Toronto Council and the mayor were no doubt horrified and shamed by the recent tragic death of a five year-old riding with a parent in a separate but unprotected lane adjacent to busy traffic. This lane should have been physically separated from Lakeshore Road traffic had the city followed its own guidelines. The fact that it wasn’t is an indication of the low esteem in which cyclists and their safety are held in the city. The Mayor has offered to dither study the matter once more – a familiar council tactic designed to do nothing after the clamour for action has died down.

The lack of separation is contrary to the city’s own guidelines. From the Toronto Star.

Instead, Mayor Tory may wish to actually read the city’s existing guidelines concerning cycle trails in the city. I’ve saved him the bother of doing a ‘study’ by quoting the relevant section.

6.4.1. Trails Adjacent High-Volume or High-Speed Arterial Roadways

High-volume and high-speed roadways may have space for trails in the lands dedicated to them. Generally,

these are roadways with speeds of 60 km/h or more and four or more lanes of traffic. These types of roadways often do not have sidewalks, and a trail adjacent should be planned in a similar manner as a trail within a dedicated right-of-way.

The conflict between high-speed traffic and trail uses is best addressed by distance. Designers should try to achieve the maximum distance between the trail and the roadway. Aligning trails at the maximum distance from the roadway will also help to “future-proof” the trail against road expansions.

Where an appropriate distance cannot be achieved, guide rails and a physical separation such as a fence or landscaping are recommended.*

*my bold.

Toronto City Council has a large number of car-centric members. Read here (and weep) for some of our elected officials opining on two-wheeled transportation.

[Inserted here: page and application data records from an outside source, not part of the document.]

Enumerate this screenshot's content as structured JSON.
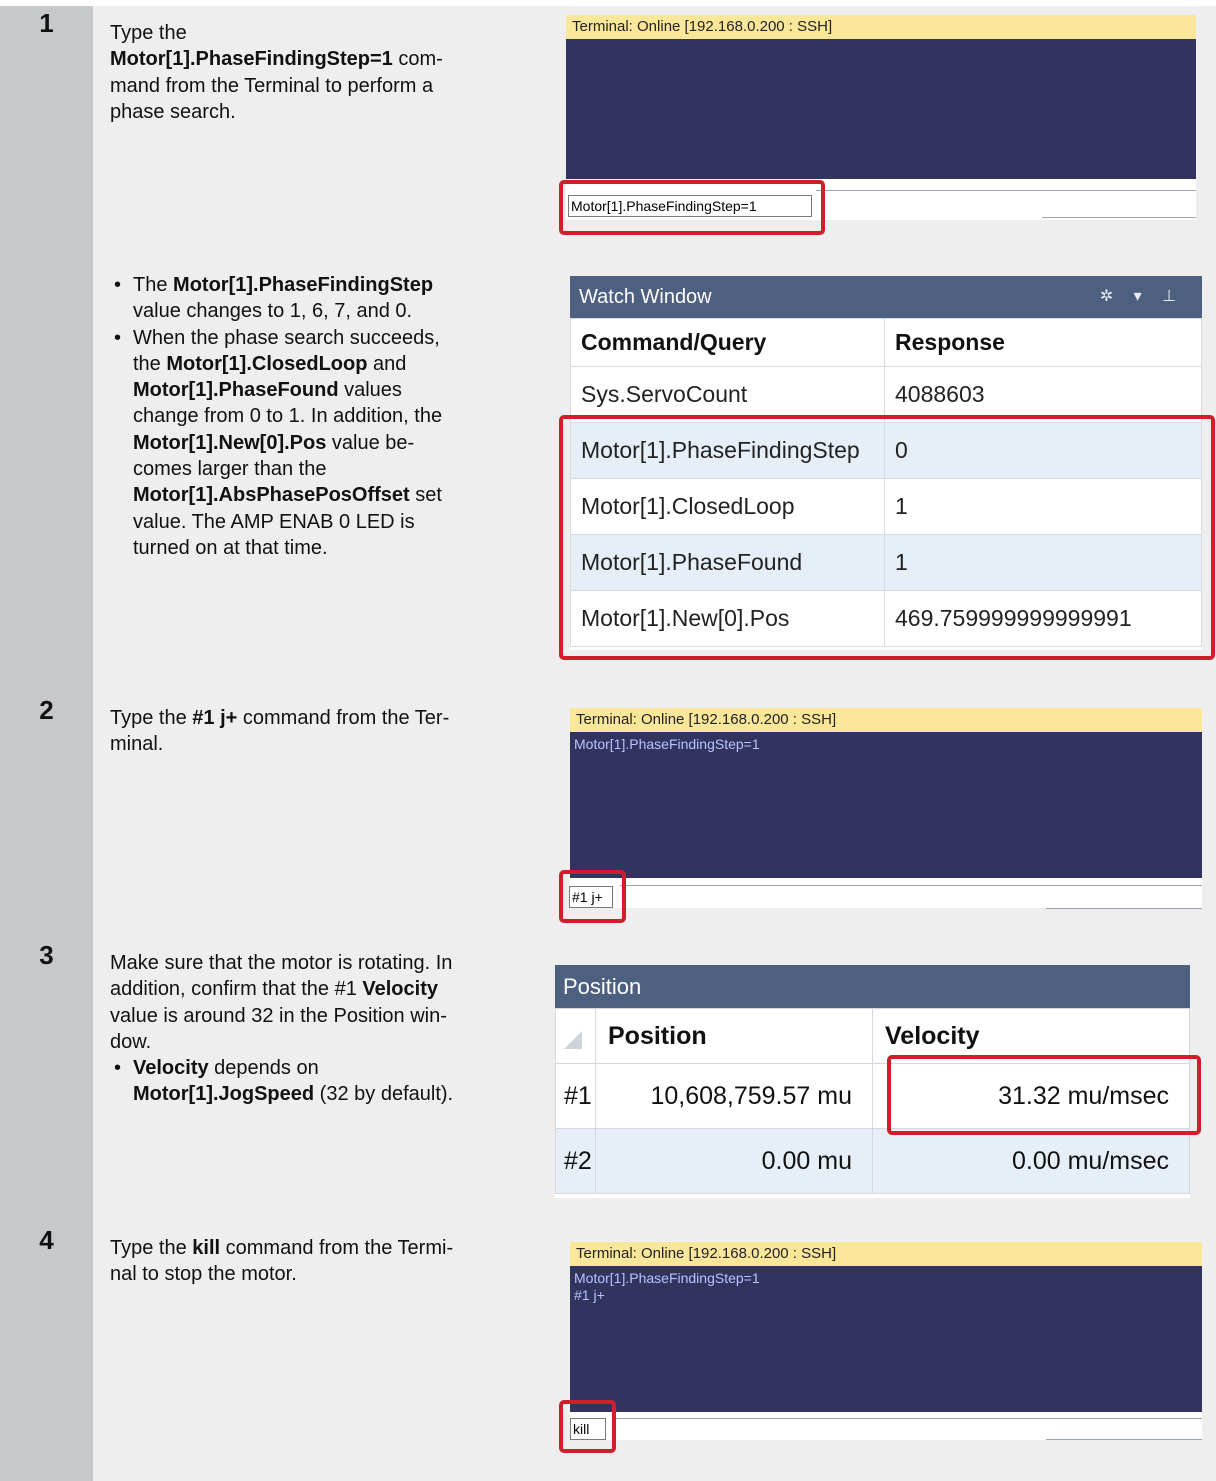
{
  "steps": [
    {
      "number": "1",
      "text": {
        "p1": "Type the",
        "p2_bold": "Motor[1].PhaseFindingStep=1",
        "p2_rest": " com-",
        "p3": "mand from the Terminal to perform a",
        "p4": "phase search."
      },
      "bullets": {
        "b1_pre": "The ",
        "b1_bold": "Motor[1].PhaseFindingStep",
        "b1_line2": "value changes to 1, 6, 7, and 0.",
        "b2_line1": "When the phase search succeeds,",
        "b2_pre": "the ",
        "b2_bold1": "Motor[1].ClosedLoop",
        "b2_and": " and",
        "b2_bold2": "Motor[1].PhaseFound",
        "b2_values": " values",
        "b2_line5": "change from 0 to 1. In addition, the",
        "b2_bold3": "Motor[1].New[0].Pos",
        "b2_valuebe": " value be-",
        "b2_line7": "comes larger than the",
        "b2_bold4": "Motor[1].AbsPhasePosOffset",
        "b2_set": " set",
        "b2_line9": "value. The AMP ENAB 0 LED is",
        "b2_line10": "turned on at that time."
      },
      "terminal": {
        "title": "Terminal: Online [192.168.0.200 : SSH]",
        "input": "Motor[1].PhaseFindingStep=1"
      },
      "watch": {
        "title": "Watch Window",
        "controls": "✲ ▾ ⊥",
        "headers": [
          "Command/Query",
          "Response"
        ],
        "rows": [
          [
            "Sys.ServoCount",
            "4088603"
          ],
          [
            "Motor[1].PhaseFindingStep",
            "0"
          ],
          [
            "Motor[1].ClosedLoop",
            "1"
          ],
          [
            "Motor[1].PhaseFound",
            "1"
          ],
          [
            "Motor[1].New[0].Pos",
            "469.759999999999991"
          ]
        ]
      }
    },
    {
      "number": "2",
      "text": {
        "pre": "Type the ",
        "bold": "#1 j+",
        "post": " command from the Ter-",
        "line2": "minal."
      },
      "terminal": {
        "title": "Terminal: Online [192.168.0.200 : SSH]",
        "lines": [
          "Motor[1].PhaseFindingStep=1"
        ],
        "input": "#1 j+"
      }
    },
    {
      "number": "3",
      "text": {
        "l1": "Make sure that the motor is rotating. In",
        "l2_pre": "addition, confirm that the #1 ",
        "l2_bold": "Velocity",
        "l3": "value is around 32 in the Position win-",
        "l4": "dow.",
        "b1_bold": "Velocity",
        "b1_rest": " depends on",
        "b2_bold": "Motor[1].JogSpeed",
        "b2_rest": " (32 by default)."
      },
      "position": {
        "title": "Position",
        "headers": [
          "Position",
          "Velocity"
        ],
        "rows": [
          [
            "#1",
            "10,608,759.57 mu",
            "31.32 mu/msec"
          ],
          [
            "#2",
            "0.00 mu",
            "0.00 mu/msec"
          ]
        ]
      }
    },
    {
      "number": "4",
      "text": {
        "pre": "Type the ",
        "bold": "kill",
        "post": " command from the Termi-",
        "line2": "nal to stop the motor."
      },
      "terminal": {
        "title": "Terminal: Online [192.168.0.200 : SSH]",
        "lines": [
          "Motor[1].PhaseFindingStep=1",
          "#1 j+"
        ],
        "input": "kill"
      }
    }
  ],
  "bullet_char": "•",
  "colors": {
    "highlight_red": "#d01f2b",
    "terminal_title_yellow": "#fbe79a",
    "terminal_body_navy": "#32335e",
    "window_title_blue": "#4e6080"
  }
}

So the bad news is therefore that any spending has to be approved by individual members of Toronto City Council. Let’s hope it won’t take any more lives before some concrete and meaningful action is taken. With the province providing up to 80% of the funding, there will no longer be a valid excuse not to act.